Computer systems worry over pending "year 10,000" problem, Procyon 4, Jan 15, 9998 -- (Galac-News) Concern is building system-wide over a pending problem in computer systems known to software experts as the "year 10,000 bug," a problem which may have catastrophic consequences for computer systems everywhere on the morning January 1, 10,000.

While sentient bios and most constructs will be out partying in the new age that night, computer systems all over the galaxy will suddenly begin miscalculating dates because their designers decided long ago to store the year as a 4-digit number.

"When the year goes to 5 digits, tons of systems won't handle it," says Protocol-Guru Jens Flark, a 1,821 year old bio from Tharsis City, Mars. "They will think it's suddenly the year zero. They'll miscalculate everything, from bank interest to digital signatures to security codes."

"It's all due to lazy programmers in the distant past," said Flark. "Software written thousands of years ago was never expected to last this long, so the programmers figured they could store the date in 4 digits. But it has lasted and now we have to spend a fortune to deal with it. If we don't, the galaxy may simply be locked up on New Year's Day."

Analysts suggest that the cost could be in trillions of MW-Creds just for governmental systems. The corporate cost is even higher.

But the real concern is among beings who are implemented in software themselves. "I have routines in me coded 7,500 years ago," complains Jessica "Jess" ZeeWdop, a construct from New Jersey, on old Earth. I have no idea what they do, and everybody knows you never play with your old subroutines."

ZeeWdop wonders if she might go mad on January 1, 10,000, or have to shut major parts of herself down. It's not something she enjoys thinking about. Most constructed beings have ancient software buried inside them, some reaching back almost 8,000 years to the dawn of computer technology. "I think I have stuff written in Cobol," complains ZeeWdop, referring to a very ancient language, "and my 4-6 cousin Ashleigh is still running Windows 3.1 in parts of her!"

She has reason for her concern. The crisis has created a small industry of "Year 10,000 bug experts" who charge high fees to locate potential problems and fix them.

ZeeWdop doesn't trust them. "A friend of mine paid one of those so-called experts to fix its systems. He was written over 1900 years ago, but when they were done with him, he had the mind of a 150 year old. Nobody but his family will talk to him any more," she reports.

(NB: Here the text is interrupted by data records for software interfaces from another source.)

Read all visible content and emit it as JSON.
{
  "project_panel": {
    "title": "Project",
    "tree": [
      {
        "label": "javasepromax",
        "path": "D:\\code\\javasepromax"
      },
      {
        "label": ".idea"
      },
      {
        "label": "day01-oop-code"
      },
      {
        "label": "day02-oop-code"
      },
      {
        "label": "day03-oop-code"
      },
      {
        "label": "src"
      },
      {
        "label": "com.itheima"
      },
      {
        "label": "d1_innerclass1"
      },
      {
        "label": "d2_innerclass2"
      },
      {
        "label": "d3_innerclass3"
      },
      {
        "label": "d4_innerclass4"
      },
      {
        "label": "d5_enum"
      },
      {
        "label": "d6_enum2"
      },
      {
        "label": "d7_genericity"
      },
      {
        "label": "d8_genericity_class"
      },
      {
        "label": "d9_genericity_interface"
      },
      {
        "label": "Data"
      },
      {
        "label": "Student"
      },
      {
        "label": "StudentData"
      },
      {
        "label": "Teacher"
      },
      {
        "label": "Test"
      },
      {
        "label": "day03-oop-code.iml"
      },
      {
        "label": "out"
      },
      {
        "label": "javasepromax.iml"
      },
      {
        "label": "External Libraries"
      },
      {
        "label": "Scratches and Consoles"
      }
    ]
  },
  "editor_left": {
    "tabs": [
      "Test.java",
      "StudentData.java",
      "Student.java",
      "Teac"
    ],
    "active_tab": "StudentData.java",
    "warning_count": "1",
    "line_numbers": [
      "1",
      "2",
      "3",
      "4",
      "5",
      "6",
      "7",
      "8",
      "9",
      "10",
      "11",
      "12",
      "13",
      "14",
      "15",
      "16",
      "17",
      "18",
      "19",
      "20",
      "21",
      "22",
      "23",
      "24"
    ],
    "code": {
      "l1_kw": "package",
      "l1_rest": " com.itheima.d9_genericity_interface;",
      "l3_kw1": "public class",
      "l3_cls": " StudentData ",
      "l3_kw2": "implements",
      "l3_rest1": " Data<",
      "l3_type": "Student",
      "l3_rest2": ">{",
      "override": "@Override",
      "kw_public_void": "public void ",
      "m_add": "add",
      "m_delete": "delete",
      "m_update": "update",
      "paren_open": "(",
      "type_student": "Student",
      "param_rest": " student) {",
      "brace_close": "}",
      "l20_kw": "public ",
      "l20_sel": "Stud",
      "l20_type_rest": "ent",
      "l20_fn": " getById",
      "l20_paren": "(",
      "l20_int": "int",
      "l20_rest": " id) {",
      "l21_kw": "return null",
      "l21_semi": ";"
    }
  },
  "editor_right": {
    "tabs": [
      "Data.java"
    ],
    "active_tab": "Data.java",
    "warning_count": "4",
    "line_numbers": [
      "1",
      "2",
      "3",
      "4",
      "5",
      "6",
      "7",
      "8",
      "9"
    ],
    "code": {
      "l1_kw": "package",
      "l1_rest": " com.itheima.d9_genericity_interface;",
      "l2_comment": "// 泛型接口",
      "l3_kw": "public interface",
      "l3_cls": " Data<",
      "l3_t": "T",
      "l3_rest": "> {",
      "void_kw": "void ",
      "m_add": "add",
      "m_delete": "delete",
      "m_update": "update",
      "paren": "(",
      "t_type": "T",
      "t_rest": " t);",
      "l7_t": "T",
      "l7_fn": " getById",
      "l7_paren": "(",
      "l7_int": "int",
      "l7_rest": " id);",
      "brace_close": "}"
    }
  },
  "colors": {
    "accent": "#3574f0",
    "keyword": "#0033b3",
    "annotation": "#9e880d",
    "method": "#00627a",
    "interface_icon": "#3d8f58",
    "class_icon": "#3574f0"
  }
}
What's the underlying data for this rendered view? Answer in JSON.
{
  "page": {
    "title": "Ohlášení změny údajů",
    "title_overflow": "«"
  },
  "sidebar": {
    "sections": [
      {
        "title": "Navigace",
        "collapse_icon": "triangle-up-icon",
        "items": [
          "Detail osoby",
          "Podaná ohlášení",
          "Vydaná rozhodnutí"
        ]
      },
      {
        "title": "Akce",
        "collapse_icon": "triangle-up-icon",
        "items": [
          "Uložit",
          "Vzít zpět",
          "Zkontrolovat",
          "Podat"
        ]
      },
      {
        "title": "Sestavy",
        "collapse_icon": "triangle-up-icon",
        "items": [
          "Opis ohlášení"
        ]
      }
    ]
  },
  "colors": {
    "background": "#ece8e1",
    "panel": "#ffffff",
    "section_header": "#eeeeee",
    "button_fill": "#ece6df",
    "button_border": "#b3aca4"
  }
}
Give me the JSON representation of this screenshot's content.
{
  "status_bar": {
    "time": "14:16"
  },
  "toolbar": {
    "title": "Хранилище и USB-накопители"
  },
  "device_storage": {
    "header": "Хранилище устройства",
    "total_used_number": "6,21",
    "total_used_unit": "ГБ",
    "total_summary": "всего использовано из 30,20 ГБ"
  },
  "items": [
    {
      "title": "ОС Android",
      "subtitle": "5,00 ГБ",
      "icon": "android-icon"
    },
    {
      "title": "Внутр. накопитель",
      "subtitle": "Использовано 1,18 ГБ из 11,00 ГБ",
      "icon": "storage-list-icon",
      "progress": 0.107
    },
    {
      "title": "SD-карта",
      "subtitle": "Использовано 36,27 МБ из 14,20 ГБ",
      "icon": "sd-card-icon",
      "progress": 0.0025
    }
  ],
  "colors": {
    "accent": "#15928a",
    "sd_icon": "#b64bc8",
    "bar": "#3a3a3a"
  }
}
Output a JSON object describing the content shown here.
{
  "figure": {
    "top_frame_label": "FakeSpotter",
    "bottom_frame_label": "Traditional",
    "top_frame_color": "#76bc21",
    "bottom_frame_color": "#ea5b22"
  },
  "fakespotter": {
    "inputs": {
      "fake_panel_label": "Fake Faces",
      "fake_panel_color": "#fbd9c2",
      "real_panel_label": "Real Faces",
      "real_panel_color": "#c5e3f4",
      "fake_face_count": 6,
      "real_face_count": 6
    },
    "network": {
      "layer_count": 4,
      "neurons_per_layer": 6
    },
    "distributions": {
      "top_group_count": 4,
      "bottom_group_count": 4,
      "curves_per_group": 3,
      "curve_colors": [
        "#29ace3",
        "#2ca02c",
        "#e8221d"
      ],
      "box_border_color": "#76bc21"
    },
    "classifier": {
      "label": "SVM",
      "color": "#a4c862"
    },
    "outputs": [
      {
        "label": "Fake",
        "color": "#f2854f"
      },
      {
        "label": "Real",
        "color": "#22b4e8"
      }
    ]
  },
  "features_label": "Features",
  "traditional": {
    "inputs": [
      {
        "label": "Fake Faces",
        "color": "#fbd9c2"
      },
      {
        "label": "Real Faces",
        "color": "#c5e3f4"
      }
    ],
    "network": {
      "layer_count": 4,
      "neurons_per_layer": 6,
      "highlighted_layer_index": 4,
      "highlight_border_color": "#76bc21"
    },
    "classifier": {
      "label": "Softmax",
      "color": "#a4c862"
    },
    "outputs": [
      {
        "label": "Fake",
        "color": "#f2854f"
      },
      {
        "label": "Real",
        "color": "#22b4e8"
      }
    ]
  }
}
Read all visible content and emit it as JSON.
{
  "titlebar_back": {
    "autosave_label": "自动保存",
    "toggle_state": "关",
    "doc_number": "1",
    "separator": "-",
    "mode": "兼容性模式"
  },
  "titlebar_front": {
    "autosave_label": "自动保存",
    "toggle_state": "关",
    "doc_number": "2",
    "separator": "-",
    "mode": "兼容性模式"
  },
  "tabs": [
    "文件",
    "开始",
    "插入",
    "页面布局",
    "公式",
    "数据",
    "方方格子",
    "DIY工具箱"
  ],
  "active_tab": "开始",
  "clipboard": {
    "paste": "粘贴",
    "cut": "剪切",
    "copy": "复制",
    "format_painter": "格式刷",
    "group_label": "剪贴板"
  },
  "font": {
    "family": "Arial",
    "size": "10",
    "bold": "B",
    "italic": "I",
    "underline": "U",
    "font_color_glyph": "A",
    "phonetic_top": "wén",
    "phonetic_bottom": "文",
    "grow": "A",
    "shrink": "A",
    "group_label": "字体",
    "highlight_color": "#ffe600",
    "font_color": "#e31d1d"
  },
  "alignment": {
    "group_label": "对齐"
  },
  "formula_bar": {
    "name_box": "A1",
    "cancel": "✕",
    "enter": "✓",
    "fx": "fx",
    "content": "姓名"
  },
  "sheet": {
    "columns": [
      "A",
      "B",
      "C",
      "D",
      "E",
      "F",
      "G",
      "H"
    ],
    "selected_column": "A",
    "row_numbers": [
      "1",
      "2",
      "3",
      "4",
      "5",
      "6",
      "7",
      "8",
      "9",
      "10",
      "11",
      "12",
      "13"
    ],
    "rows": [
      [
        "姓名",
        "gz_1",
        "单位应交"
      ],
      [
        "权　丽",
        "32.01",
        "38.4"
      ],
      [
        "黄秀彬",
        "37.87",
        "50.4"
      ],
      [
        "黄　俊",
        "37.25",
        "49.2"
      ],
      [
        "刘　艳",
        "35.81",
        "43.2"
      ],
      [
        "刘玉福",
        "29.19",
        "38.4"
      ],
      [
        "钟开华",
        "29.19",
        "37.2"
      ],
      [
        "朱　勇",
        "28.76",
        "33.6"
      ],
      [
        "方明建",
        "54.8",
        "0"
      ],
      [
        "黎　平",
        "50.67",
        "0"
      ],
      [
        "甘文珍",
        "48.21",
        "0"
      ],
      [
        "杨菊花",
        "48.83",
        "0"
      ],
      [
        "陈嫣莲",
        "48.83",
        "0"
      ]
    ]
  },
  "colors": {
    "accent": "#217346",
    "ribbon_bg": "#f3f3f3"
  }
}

The most sought after experts are consultants from Sirius, which broke away from the Earth alliance in 8,342. The new Sirius government decided to reset its calendar back to the date of their revolution, and it required extensive reprogramming. Sirius citizens, however, tend to look with derision on the retention of old Earth-dates by galactic civilization and are not very willing to help.

A standard technique to test for year 10,000 problems is to make a copy of software, and then tell that copy's internal clock that it's January 1, 10,000. Then sit back and see what breaks. This of course illegal for artificial intelligences, who see no way out. Some plan to just slow down their clocks and busily buy new components for themselves that can handle new dates and the old, slowed-down systems.

Meanwhile, programmers are busily recoding systems to handle 5 digit dates.

"That will hold us for 90,000 years," says Flark. "No way anybody written today is still going to be running then."